Flu affecting local community
Published 2:32 pm Wednesday, January 31, 2018
By Beth Alston
AMERICUS — Flu season is taking its toll all over the nation, resulting in deaths and serious illness. The contagious disease is also wreaking havoc in the local population, over-crowding hospitals and clinics and resulting in absenteeism in schools and at workplaces.
Torrance Choates, Ed.D., superintendent of Sumter County Schools, told the Times-Recorder that the school system has experienced some bouts with children having the flu.
“It is very tough having to manage attendance when we are dealing with sickness such as the flu,” he said. “Some of the things we are doing to manage the spread of germs to minimize others getting sick is to make sure that things are clean and sanitized. It seems that each year the battle against the flu gets tougher. I have seen some people take the flu vaccination and get sick and some who have never taken the flu vaccination and not get sick. That just shows the complexity of the various flu strands.”
Southland Academy Headmaster Ty Kinslow the school has had some students and teachers absent with the flu, “but not in mass droves.”
“We’re trying to do everything precautionary and cleaning with Clorox wipes,” he added. “It’s come and gone. A few days have been like normal days this time of the year. We’re fortunate that we haven’t had tons out like some other schools.”
Phoebe Sumter Medical Center has been busy with flu patients. The number of confirmed tests for in-house and emergency department patients at Phoebe Sumter combined for the month of January 2018, as of 8 a.m. Jan. 29, is 130 positives compared to 16 positives for the entire month of January 2017.
Phoebe physicians are offering extended hours at multiple offices to meet the increased demand as the flu outbreak in southwest Georgia continues to worsen.
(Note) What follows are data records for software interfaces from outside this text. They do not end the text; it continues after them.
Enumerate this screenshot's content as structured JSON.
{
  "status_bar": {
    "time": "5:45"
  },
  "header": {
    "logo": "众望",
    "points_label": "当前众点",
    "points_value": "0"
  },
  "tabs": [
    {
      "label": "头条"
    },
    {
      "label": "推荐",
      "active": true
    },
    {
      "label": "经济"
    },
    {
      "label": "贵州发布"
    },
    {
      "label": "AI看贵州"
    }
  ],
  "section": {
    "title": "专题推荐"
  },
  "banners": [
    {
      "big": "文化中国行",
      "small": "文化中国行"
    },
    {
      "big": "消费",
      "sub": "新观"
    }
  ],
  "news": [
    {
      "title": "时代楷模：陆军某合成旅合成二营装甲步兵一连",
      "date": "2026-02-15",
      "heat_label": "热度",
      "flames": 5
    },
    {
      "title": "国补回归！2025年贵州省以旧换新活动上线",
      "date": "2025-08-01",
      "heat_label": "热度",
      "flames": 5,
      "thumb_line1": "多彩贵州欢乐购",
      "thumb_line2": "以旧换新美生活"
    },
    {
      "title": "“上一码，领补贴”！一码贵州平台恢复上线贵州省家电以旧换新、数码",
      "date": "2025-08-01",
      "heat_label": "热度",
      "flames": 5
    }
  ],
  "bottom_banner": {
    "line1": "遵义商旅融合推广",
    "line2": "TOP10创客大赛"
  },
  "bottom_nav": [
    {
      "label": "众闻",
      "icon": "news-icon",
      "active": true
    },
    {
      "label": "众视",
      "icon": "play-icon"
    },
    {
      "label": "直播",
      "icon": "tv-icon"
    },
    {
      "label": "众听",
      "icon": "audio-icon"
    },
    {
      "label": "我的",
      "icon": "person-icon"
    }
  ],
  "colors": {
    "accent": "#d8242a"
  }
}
All Phoebe Physicians Primary Care offices are accepting walk-in patients who do not have scheduled appointments. The following offices also are open from 9 a.m.-1 p.m. Saturdays and Sundays and will extend their hours until 7 p.m. on Tuesdays and Thursdays.
The extended hours include Phoebe Primary Care at Northwest, Phoebe Primary Care of Albany, Phoebe Primary Care at Medical Tower One, all in Albany; Phoebe Primary Care & Sports Medicine of Americus, 922 E. Jefferson St., Suite A & B in Americus.
These extended hours will run through at least Feb. 8 when needs will be reassessed.
Weekend hours have also been extended at the Community Care Clinic at 417 W. 4th Ave., directly across the street from the Phoebe Main Emergency Center, Albany. Patients accepted at the clinic from 9 a.m.-9 p.m. seven days a week through the month of February.
As the flu epidemic continues to sweep through South Georgia, it is still not too late to get a flu shot. The vaccine offers your best protection against the flu, according to medical professionals.
Luneda Brown, RN, county nurse manager, Sumter County Health Department, urges everyone to stay healthy this flu season. She advises to follow your private physican’s orders if you are diagnosed with the flu or have flu-like symptoms.
And everyone can help stop the spread of illness and flu by washing their hands frequently and covering their mouth with a tissue when coughing or sneezing. If no tissue is available, people should cough or sneeze into their upper sleeve or elbow, not their hands. When washing your hands, do so for at least 20 seconds with warm water and soap. And if soap and water aren’t available, use an alcohol-based hand rub.
“If you or someone with you has symptoms of the flu — fever, fatigue, body aches/chills, cough, sore throat — please ask for a mask at check-in at the health department,” Brown advises.